Council to Weigh Russia's Bosnia Role

Everything is set for Russia's participation in international peacekeeping efforts in Bosnia except for one vital detail: The Federation Council, which must approve the deployment of Russian troops abroad, has not yet given its approval.

The Federation Council, parliament's upper house, will meet Friday to debate the issue. Igor Gladkov, a member of the Federation Council Security Committee, recently returned from a trip to the former Yugoslavia, together with Colonel-General Valery Belyayev, Air Force chief of staff, and military expert Major-General Yury Polyakov.

In an interview with Interfax this week, Gladkov said that the heads of parliamentary security and defense committees in Belgrade and Zagreb clearly supported the participation of the Russian military contingent in the peacekeeping action.

On the basis of Gladkov's report, the Federation Council Security Committee will make recommendations to the upper house of parliament. Gladkov would make no predictions as to how the Federation Council would decide the issue.

A high-ranking diplomat at the Russian Embassy in Zagreb told Interfax on Monday that Russian participation in the peacekeeping operation "is possible, but not predetermined. Everything depends on whether Moscow's wishes and interests are taken into account."

The Defense Ministry, however, is proceeding with plans to send troops to Bosnia. An informed source in the ministry told Interfax on Wednesday that plans were "almost completed" for the transport of the 1500 to 2,000 troops scheduled to take part in the peacekeeping operation.

The first contingent will set out "within days after the Federation Council has made the appropriate decision," added the spokesman. The bulk of the force will follow "tentatively by the middle of January."

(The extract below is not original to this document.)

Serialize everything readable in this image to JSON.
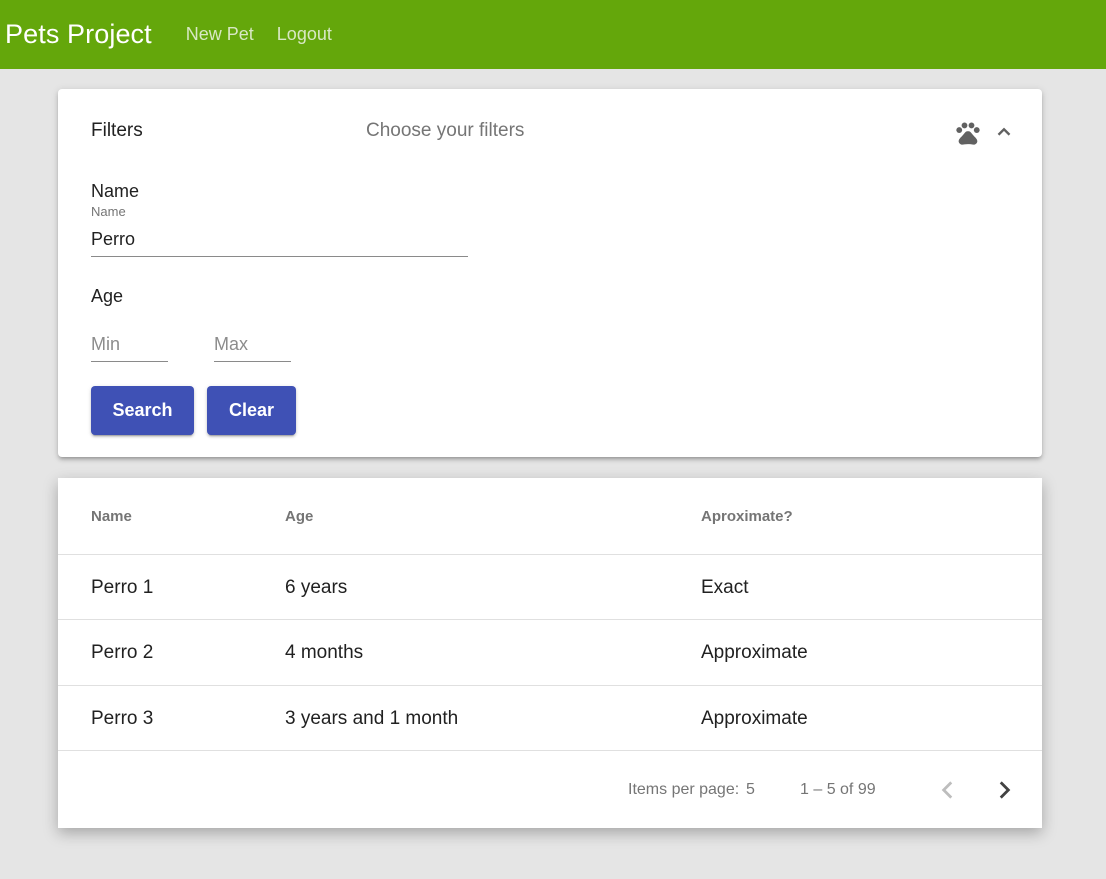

The costs of transporting and deploying the force will fall entirely on the Russian federation, say analysts. This, according to Alexander Golz, political observer for the military newspaper Krasnaya Zvezda, is why the Russian contingent is relatively small.

Russia already has 1,500 troops in Bosnia, as part of the now-defunct UNPROFOR, or UN Protection Force, peacekeeping mission. These troops, said Golz, will be repatriated.

The new peacekeeping force will be composed of airborne troops from Russia's 98th and 76th divisions, according to Defense Ministry sources.

Russia's troops will form a part of a 60,000-strong multinational force under NATO command. Defense Minister Pavel Grachev will meet with U.S. Defense Secretary William Perry in Ukraine on Thursday to discuss progress in the deployment of the multinational force, Interfax reported.

The issue of Russia's participation in an international peacekeeping force in Bosnia has been problematic from the start. Although the peacekeeping operation will be controlled by NATO, Russia was adamant that its troops not be under NATO command.

To placate Russia and ensure its participation, NATO officials agreed to a formula allowing Russian troops to receive their orders from a Russian general serving under General George Joulwan, NATO commander.